Luther and His Prayers

HT: Justin Taylor


Learning How to Hate the Little Sins

I find it very easy to look over little sins in my life.  Sins like “white lies”, speeding through “long” yellow lights, talking about someone behind their back to share a “prayer request”, and the moments of self-pity if I don’t get my way. Maybe you think that the “little sins” are all those thoughts and feelings you have inside that are never manifested in actions or words.

The sad truth is that the little and internal sins grieve God just like the “marquee” sins of theft, pornography, adultery, murder, bitterness, hatred, rape, child abuse, and on and on. The consequences will certainly differ between the “little” and the “marquee” sins. God, however, wants us to hate all our sins, not just the big ones.

In Psalm 6, David is lamenting a particular sin in his life. We don’t find out which sin it is, but that doesn’t matter. It could be something big — we know that David had a few blockbuster sins in his day. The point is that David is begging for mercy. Listen to what he writes in verses 1-4:

O LORD, rebuke me not in your anger, nor discipline me in your wrath.
Be gracious to me, O LORD, for I am languishing; heal me, O LORD, for my bones are troubled.
My soul also is greatly troubled. But you, O LORD — how long?
Turn, O LORD, deliver my life; save me for the sake of your steadfast love.

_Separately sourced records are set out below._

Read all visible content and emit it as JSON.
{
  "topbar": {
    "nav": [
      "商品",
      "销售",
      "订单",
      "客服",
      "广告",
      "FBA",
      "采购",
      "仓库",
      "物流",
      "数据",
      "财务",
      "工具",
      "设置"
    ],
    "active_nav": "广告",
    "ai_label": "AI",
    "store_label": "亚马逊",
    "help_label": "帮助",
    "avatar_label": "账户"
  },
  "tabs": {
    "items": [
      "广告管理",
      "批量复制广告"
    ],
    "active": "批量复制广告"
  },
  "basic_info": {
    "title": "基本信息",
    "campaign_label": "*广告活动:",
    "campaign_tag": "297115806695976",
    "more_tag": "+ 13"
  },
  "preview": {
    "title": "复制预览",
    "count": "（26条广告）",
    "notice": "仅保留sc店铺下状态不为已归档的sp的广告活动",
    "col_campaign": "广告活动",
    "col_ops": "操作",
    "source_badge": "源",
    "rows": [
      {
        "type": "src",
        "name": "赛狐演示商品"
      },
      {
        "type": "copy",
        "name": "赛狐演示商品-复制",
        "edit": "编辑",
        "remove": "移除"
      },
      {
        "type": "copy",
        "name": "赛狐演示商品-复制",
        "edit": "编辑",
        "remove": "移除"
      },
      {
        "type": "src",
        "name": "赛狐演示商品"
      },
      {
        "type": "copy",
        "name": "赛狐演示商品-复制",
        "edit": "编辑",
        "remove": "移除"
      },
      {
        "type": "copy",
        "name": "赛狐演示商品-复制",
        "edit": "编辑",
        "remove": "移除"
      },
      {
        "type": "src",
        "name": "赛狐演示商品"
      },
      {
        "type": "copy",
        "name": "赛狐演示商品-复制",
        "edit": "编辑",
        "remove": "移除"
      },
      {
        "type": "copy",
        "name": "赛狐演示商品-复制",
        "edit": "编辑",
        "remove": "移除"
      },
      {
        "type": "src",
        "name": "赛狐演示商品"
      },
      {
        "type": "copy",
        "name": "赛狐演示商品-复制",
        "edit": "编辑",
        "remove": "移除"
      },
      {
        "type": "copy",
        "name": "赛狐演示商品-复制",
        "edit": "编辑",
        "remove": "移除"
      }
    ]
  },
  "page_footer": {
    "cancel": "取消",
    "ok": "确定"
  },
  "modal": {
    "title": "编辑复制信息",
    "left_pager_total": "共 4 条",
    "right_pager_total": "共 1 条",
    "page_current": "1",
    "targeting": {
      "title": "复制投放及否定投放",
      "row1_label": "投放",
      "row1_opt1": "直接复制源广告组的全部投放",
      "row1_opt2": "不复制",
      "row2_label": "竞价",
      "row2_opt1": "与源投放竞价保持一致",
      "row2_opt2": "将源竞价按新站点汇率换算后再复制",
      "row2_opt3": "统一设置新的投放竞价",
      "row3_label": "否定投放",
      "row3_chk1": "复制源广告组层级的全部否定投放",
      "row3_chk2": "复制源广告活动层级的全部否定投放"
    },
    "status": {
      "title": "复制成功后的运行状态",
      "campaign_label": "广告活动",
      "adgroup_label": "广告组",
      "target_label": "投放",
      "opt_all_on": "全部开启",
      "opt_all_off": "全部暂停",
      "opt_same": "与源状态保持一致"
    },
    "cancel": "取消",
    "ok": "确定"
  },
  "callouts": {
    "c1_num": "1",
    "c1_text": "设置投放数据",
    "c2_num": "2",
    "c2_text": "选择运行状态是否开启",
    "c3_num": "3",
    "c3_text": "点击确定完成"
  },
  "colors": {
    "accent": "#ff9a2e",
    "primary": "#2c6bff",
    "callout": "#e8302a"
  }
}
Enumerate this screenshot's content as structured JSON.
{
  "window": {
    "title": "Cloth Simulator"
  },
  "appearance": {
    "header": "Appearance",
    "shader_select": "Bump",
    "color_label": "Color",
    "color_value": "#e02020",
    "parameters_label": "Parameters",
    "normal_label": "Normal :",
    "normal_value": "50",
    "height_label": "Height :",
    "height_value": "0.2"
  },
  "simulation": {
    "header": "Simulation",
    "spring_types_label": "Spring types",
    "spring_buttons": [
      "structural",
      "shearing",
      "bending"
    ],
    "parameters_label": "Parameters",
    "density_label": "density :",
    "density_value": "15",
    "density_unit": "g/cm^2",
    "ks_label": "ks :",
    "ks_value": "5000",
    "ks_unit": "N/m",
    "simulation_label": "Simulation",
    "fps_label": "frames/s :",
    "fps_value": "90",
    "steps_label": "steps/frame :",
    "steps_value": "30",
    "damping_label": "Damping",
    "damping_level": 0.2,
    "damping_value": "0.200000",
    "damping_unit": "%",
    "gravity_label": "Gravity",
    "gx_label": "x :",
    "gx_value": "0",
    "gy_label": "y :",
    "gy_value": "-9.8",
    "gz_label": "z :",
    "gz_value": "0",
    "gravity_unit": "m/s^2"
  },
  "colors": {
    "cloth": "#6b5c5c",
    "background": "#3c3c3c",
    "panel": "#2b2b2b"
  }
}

David asks the Lord to not be angry. He asks that God would not have wrath on him. He asks for grace and healing. He asks for deliverance. And he does this by appealing to God’s steadfast love. “Your love is massively great, God! Please use a spec of it on me right now. Don’t kill me, LORD. Save me.”

Whether David is repenting of what we would label a “big” or “little” sin, I can’t know for sure. What I do know is that David is keenly aware of his sinful state and his need of God, and he is expressing hatred for what he did. He was called a man after God’s own heart, not because he had it all together, but because he hated sin and repented. And it seems clear to me from the Bible that hating and repenting of the so-called worst of sins is not what God wants. We must honor Jesus by hating the little sins, the split-second thought sins, and the heart emotion sins.

C.S. Lewis said, “Indeed the safest road to Hell is the gradual one — the gentle slope, soft underfoot, without sudden turnings, without milestones, without signposts.” There are millions of people in hell right now who never murdered, never looked at porn, never cheated on their spouse, never stole a stick of gum, and never screamed at a neighbor. The actions are not the problem. It’s the heart. And I want my heart to be broken over anything and everything, internally or externally, that does not honor and glorify God.

Will you confess your small, subtle sins with me? Will you confess the sins of your heart that no one may ever see? The cross of Christ is not just for the sins that make the 6 o’clock news. The cross is for every sin and every sinner. Will you have it?


Jesus Didn’t Die so You Can Do Whatever You Want

I can’t believe that some people claim to be Christians and just do whatever the hell they want and say, ‘Jesus died for my sins’ and move on to do whatever the hell they want. Yeah, he did die for our sins. Do you understand what that was? Do you understand what that means? Do you understand how he suffered?

– Mark Driscoll

Christ paid the price on the cross so we can be dead to sins and live to righteousness.  And the only way it happens is by grace.  Grace is free, but it certainly isn’t cheap. 

Don’t live like you’ve inherited cheap grace.